(10) Kiguli, L., et al., 2009. Increasing access to quality health care for the poor: Community perceptions on quality care in Uganda. Patient Preference and Adherence, 3, pp. 77-85, http://www.ncbi.nlm.nih.gov.
(12) Schoeps, A., et al., 2011. The effect of distance to health-care facilities on childhood mortality in rural Burkina Faso. American Journal of Epidemiology, 173(5), pp. 492-498, http://aje.oxfordjournals.org.
(13) Peters, K.E. and Gupta, S., ‘Geographic barriers to healthcare’,Encyclopaedia of Health Services Research, http://www.whatisencyclopedia.com.
(14) Stephen, T., ‘Livelihoods in Lesotho’, Care Lesotho, 5 April 2001, http://sarpn.octoplus.co.za.
(15) Solomon, A.J., et al., 2004. Healthcare and the long haul: Long distance truck drivers - a medically underserved population. American Journal of Industrial Medicine, 46(5), pp. 463-71, http://www.ncbi.nlm.nih.gov.
(16) ‘Bwindi’s waiting mother’s hostel – the story of Turyakira’, Stars Foundation, http://www.starsfoundation.org.uk.
(18) Schoeps, A., et al., 2011. The effect of distance to health-care facilities on childhood mortality in rural Burkina Faso. American Journal of Epidemiology, 173(5), pp.492-498, http://aje.oxfordjournals.org.
(19) ‘Millennium Development Goals: Eradicate extreme poverty and hunger’, UNICEF, http://www.unicef.org.

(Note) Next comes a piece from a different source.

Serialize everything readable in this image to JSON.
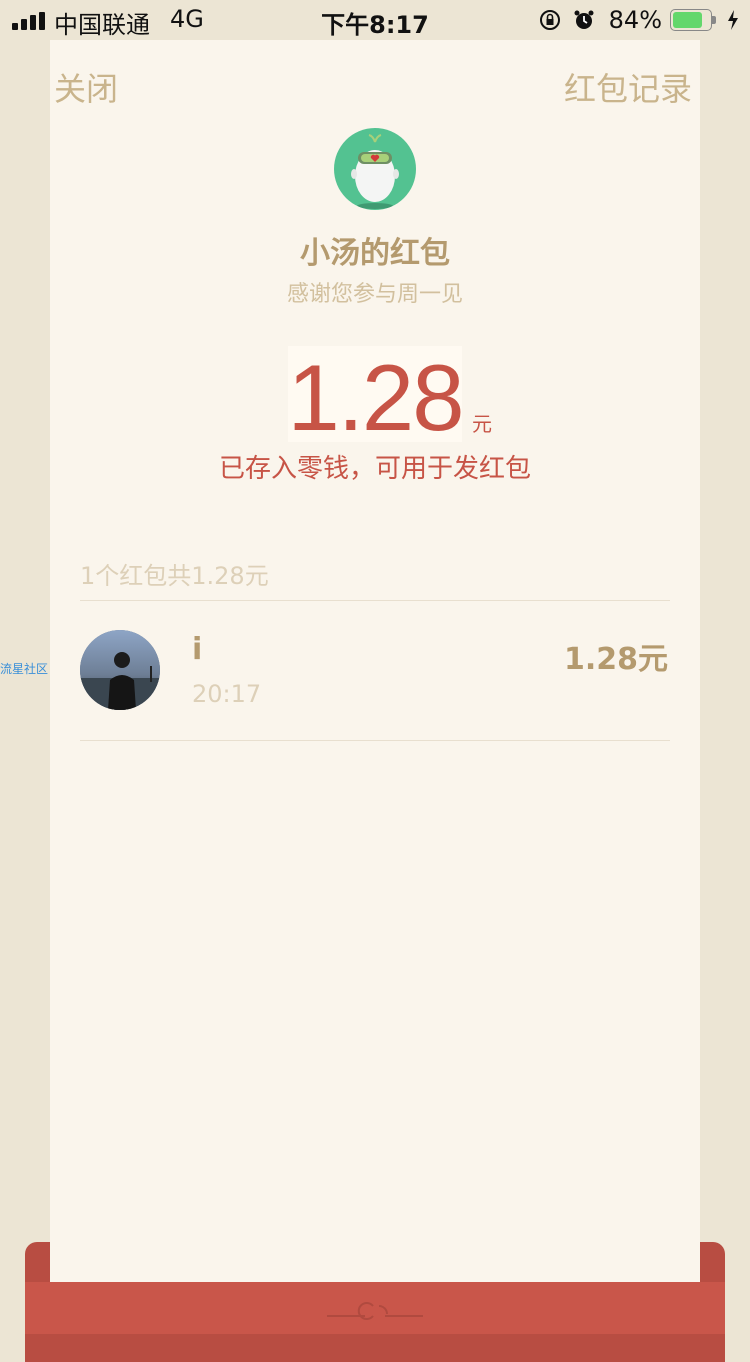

(20) Peters, K.E. and Gupta, S., ‘Geographic barriers to healthcare’,Encyclopaedia of Health Services Research, http://www.whatisencyclopedia.com.

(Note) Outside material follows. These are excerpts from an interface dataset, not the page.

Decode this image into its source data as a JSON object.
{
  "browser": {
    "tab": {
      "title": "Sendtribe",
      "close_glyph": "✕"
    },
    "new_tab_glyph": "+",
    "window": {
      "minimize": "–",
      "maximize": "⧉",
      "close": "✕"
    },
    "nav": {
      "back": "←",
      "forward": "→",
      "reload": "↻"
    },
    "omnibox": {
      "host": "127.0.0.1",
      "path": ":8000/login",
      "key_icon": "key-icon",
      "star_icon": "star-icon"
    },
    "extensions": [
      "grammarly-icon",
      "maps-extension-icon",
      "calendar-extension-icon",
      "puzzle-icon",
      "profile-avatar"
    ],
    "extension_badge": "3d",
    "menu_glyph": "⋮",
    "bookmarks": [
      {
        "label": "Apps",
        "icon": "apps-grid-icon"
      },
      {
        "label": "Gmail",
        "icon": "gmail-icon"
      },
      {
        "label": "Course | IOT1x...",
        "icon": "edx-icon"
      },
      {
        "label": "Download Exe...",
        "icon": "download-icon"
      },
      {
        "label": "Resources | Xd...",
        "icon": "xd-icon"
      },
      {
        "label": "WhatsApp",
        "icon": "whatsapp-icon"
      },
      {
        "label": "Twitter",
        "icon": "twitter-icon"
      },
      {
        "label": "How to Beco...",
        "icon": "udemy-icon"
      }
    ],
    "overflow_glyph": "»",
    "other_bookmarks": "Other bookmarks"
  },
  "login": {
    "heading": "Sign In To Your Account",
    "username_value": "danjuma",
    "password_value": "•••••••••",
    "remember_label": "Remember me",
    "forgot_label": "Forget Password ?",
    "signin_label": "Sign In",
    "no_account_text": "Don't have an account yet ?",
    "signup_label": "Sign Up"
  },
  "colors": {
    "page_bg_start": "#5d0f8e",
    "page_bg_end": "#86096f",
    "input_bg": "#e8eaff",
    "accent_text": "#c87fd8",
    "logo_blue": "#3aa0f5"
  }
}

(21) ‘How to Care: Long-Distance Caregiving’, How to Care, http://www.howtocare.com.
(22) Peters, K.E. and Gupta, S., ‘Geographic barriers to healthcare’,Encyclopaedia of Health Services Research, http://www.whatisencyclopedia.com.

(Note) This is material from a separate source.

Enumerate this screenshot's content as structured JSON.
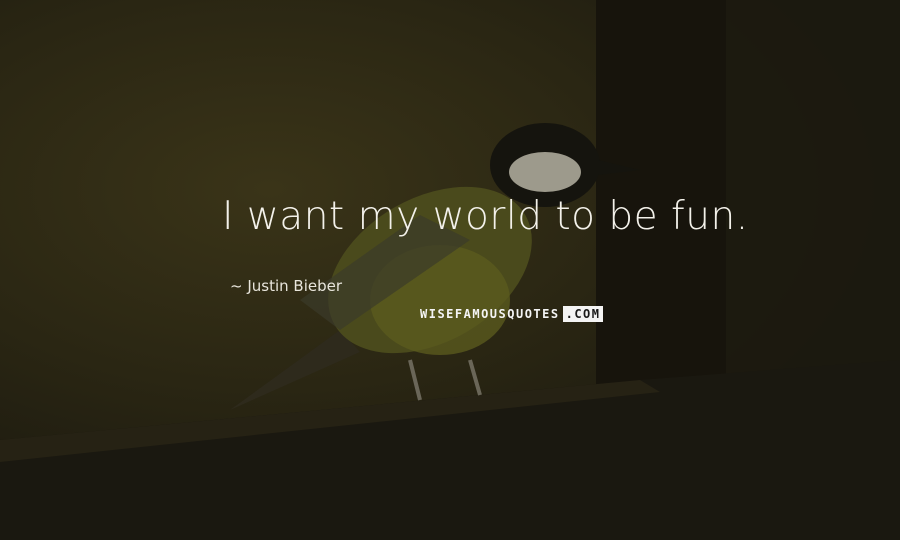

(25) ‘Health resources and services administration - rural health’, Telehealth, US Department of Health and Human Services.
(26) Peters, K.E. and Gupta, S., ‘Geographic barriers to healthcare’,Encyclopaedia of Health Services Research, http://www.whatisencyclopedia.com.
(27) Oyebanyi, O., et al., ‘Using 3G mobile internet technology to enhance early initiation of children on ART in rural settings of Lesotho’, http://www.pedaids.org.
(31) Longtin, Y. et al., 2010. Patient participation: Current knowledge and applicability to patient safety. Mayo Clinic Proceedings, 85 (1), pp 53-62, http://www.ncbi.nlm.nih.gov.
(34) Doherty, M. et al., 2011. Attitudes of Healthcare Workers towards older people in a rural population: A survey using the Kogan Style. Nursing Research and Practice, 2011, http://www.hindawi.com
(35) Adebajo, S.B. et al. 2003. Attitudes of healthcare providers to persons living with HIV/AIDS in Lagos State, Nigeria. African Journal on Reproduction Health, 7, pp. 103-112.
(37) Longtin, Y. et al., 2010. Patient participation: Current knowledge and applicability to patient safety. Mayo Clinic Proceedings, 85 (1), pp 53-62, http://www.ncbi.nlm.nih.gov.
(40) Peters, K.E. and Gupta, S., ‘Geographic barriers to healthcare’,Encyclopaedia of Health Services Research, http://www.whatisencyclopedia.com.